The first, and perhaps more conventional “street photographer” is Matt Weber, whose work I was previously aware of but hadn’t really explored. What inspired me about Matt, beyond the quality of his body of work, was the consistency he has demonstrated over such a long period of time. He has played the long game, adopting a stoic attitude to the probability of success on any given day, and this has yielded some phenomenal results.
The second, and most inspiring (for me), of the photographers recently profiled by Paulie B is Daniel Emuna. The quality of his given name aside, Daniel’s work speaks for itself. He’s heavily focused on portraits, often of a group, and his body of work tells you almost eveything you need to know about his approach to photography.
Daniel comes across as deeply humanistic and community oriented. His “walkie talkie” episode reveals a confident, social approach to compassionate documentary photography, with a focus on consent and interaction – a stark contrast to the more candid approach adopted by many street photographers.

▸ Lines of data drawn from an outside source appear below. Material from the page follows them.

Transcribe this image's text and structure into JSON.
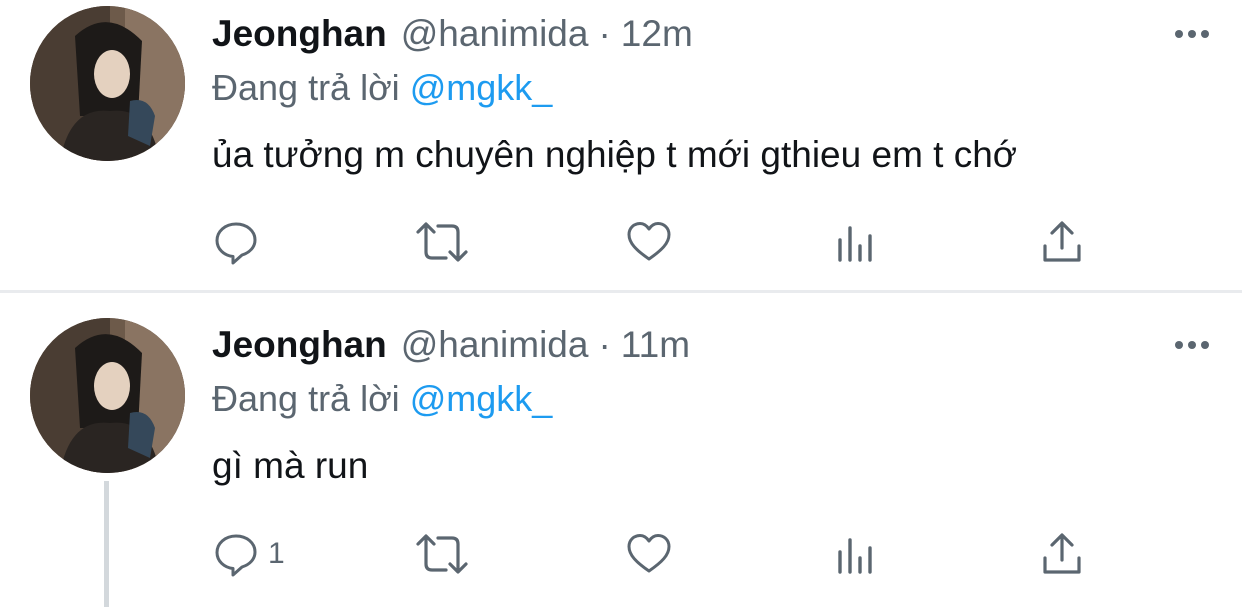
{
  "tweets": [
    {
      "name": "Jeonghan",
      "handle": "@hanimida",
      "separator": "·",
      "time": "12m",
      "reply_prefix": "Đang trả lời",
      "reply_to": "@mgkk_",
      "text": "ủa tưởng m chuyên nghiệp t mới gthieu em t chớ",
      "reply_count": ""
    },
    {
      "name": "Jeonghan",
      "handle": "@hanimida",
      "separator": "·",
      "time": "11m",
      "reply_prefix": "Đang trả lời",
      "reply_to": "@mgkk_",
      "text": "gì mà run",
      "reply_count": "1"
    }
  ],
  "icons": {
    "more": "more-horizontal-icon",
    "reply": "comment-icon",
    "retweet": "retweet-icon",
    "like": "heart-icon",
    "views": "analytics-icon",
    "share": "share-icon"
  },
  "colors": {
    "text_primary": "#111418",
    "text_secondary": "#5b6670",
    "mention": "#1d9bf0",
    "divider": "#e9ebee",
    "thread_line": "#d3d8dc"
  }
}
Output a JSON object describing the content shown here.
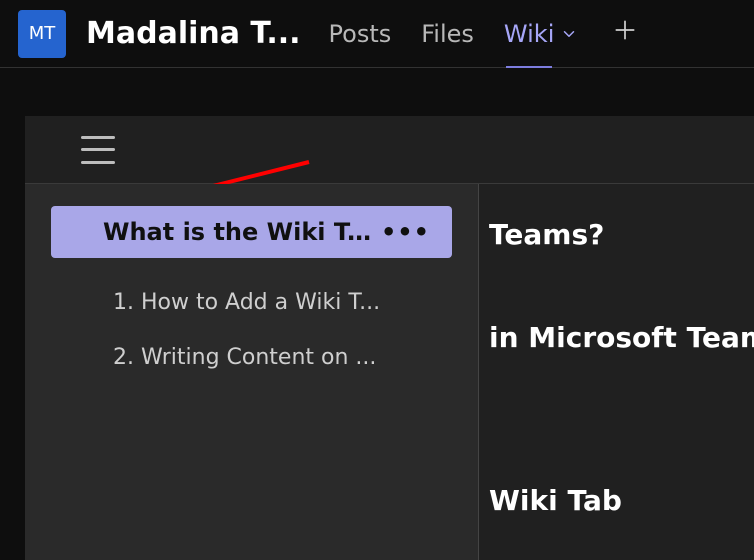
{
  "header": {
    "avatar_initials": "MT",
    "channel_name": "Madalina T...",
    "tabs": {
      "posts": "Posts",
      "files": "Files",
      "wiki": "Wiki",
      "active": "wiki"
    }
  },
  "wiki_nav": {
    "current_page": "What is the Wiki Ta...",
    "sections": [
      "1. How to Add a Wiki T...",
      "2. Writing Content on ..."
    ]
  },
  "wiki_page": {
    "title_fragment": "Teams?",
    "subtitle_fragment": "in Microsoft Teams",
    "section_fragment": "Wiki Tab"
  }
}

Whilst I do love this approach, the video and a review of some of Daniel’s work did get me reflecting on what is lost in the interaction with one’s subjects. Daniel’s work is authentic and his photography conveys a very strong sense of the characters and relationships at play between his subjects, but there is a tendency towards posed street portraiture which lacks the spontaneity and range of interactions which are often the most compelling aspect of street photography for me. The compositions are also very consistent, which is no bad thing, but I miss the happy accidents of composition which can come from rushing to capture the frame in an instant.

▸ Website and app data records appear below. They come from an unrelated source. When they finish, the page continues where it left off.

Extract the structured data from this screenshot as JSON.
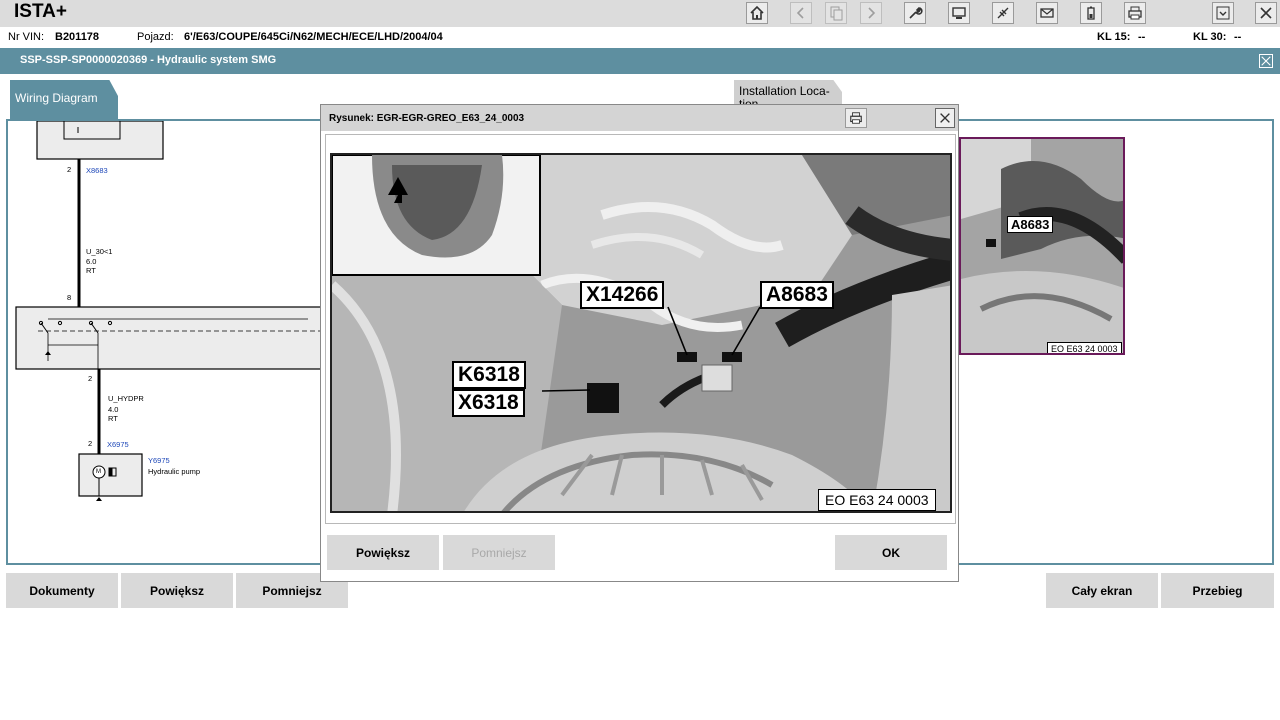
{
  "app": {
    "title": "ISTA+"
  },
  "toolbar": {
    "buttons": [
      {
        "name": "home-icon"
      },
      {
        "name": "back-icon"
      },
      {
        "name": "copy-icon"
      },
      {
        "name": "forward-icon"
      },
      {
        "name": "wrench-icon"
      },
      {
        "name": "display-icon"
      },
      {
        "name": "connection-icon"
      },
      {
        "name": "mail-icon"
      },
      {
        "name": "battery-icon"
      },
      {
        "name": "print-icon"
      },
      {
        "name": "minimize-icon"
      },
      {
        "name": "close-icon"
      }
    ]
  },
  "vehicle": {
    "vin_label": "Nr VIN:",
    "vin": "B201178",
    "vehicle_label": "Pojazd:",
    "vehicle": "6'/E63/COUPE/645Ci/N62/MECH/ECE/LHD/2004/04",
    "kl15_label": "KL 15:",
    "kl15_value": "--",
    "kl30_label": "KL 30:",
    "kl30_value": "--"
  },
  "document": {
    "title": "SSP-SSP-SP0000020369  -  Hydraulic system SMG"
  },
  "tabs": {
    "wiring": "Wiring Diagram",
    "installation": "Installation Loca-tion"
  },
  "wiring": {
    "pin_top": "2",
    "connector_top": "X8683",
    "wire1_name": "U_30<1",
    "wire1_size": "6.0",
    "wire1_color": "RT",
    "pin_relay_in": "8",
    "pin_relay_out": "2",
    "wire2_name": "U_HYDPR",
    "wire2_size": "4.0",
    "wire2_color": "RT",
    "pin_pump": "2",
    "connector_pump": "X6975",
    "pump_id": "Y6975",
    "pump_desc": "Hydraulic pump",
    "motor_symbol": "M"
  },
  "background_image": {
    "callout": "A8683",
    "caption": "EO E63 24 0003"
  },
  "dialog": {
    "title": "Rysunek: EGR-EGR-GREO_E63_24_0003",
    "callouts": {
      "x14266": "X14266",
      "a8683": "A8683",
      "k6318": "K6318",
      "x6318": "X6318"
    },
    "caption": "EO E63 24 0003",
    "zoom_in": "Powiększ",
    "zoom_out": "Pomniejsz",
    "ok": "OK"
  },
  "bottom": {
    "documents": "Dokumenty",
    "zoom_in": "Powiększ",
    "zoom_out": "Pomniejsz",
    "fullscreen": "Cały ekran",
    "procedure": "Przebieg"
  },
  "colors": {
    "accent": "#5e8fa0",
    "link_blue": "#1d47b8",
    "highlight_frame": "#6a1a5a"
  }
}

Reflections on subject interaction aside, Daniel’s sincerity and awareness were utterly inspiring. In one segment of the video, he talked to the challenge of walking the fine line between documenting and appropriating. His perspective on this was so on point that it ended up feeling obvious – perhaps we simply share similar views on this as well as a first name.

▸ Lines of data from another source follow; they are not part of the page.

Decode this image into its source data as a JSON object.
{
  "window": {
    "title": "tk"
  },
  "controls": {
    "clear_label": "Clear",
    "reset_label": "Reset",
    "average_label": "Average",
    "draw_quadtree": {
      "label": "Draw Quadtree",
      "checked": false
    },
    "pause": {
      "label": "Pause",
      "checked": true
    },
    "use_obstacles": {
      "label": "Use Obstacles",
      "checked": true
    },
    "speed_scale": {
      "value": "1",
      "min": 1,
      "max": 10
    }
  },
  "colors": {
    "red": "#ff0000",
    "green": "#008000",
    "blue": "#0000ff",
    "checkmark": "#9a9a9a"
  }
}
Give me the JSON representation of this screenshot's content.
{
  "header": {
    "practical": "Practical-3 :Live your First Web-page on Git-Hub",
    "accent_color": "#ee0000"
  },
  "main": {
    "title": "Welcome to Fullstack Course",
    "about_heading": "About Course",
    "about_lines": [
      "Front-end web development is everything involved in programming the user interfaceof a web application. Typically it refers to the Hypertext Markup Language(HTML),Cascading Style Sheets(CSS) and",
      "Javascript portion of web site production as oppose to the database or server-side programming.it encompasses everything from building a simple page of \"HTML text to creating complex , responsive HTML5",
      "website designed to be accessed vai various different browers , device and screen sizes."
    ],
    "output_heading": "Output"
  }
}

A final point is how niether photographer were talking about kit. Nor were they shooting with an Leica… Most of my street photography is done with an Olympus, and so I was pleased to see Matt with something very similar around his neck. I’ve wondered for years why micro four-thirds cameras are not more popular with street photographers. They are compact, light and generally very ergonomic. They are discreet. They focus quickly and accurately. The small sensor means greater depth of field at larger apertures – great for increasing hit rate with zone focusing. And on the subject of zone focusing, Olympus lenses like the 17mm f1.8 have a clutch mechanism which make it so easy to set and maintain a focus distance at a glance. Matt Weber knows…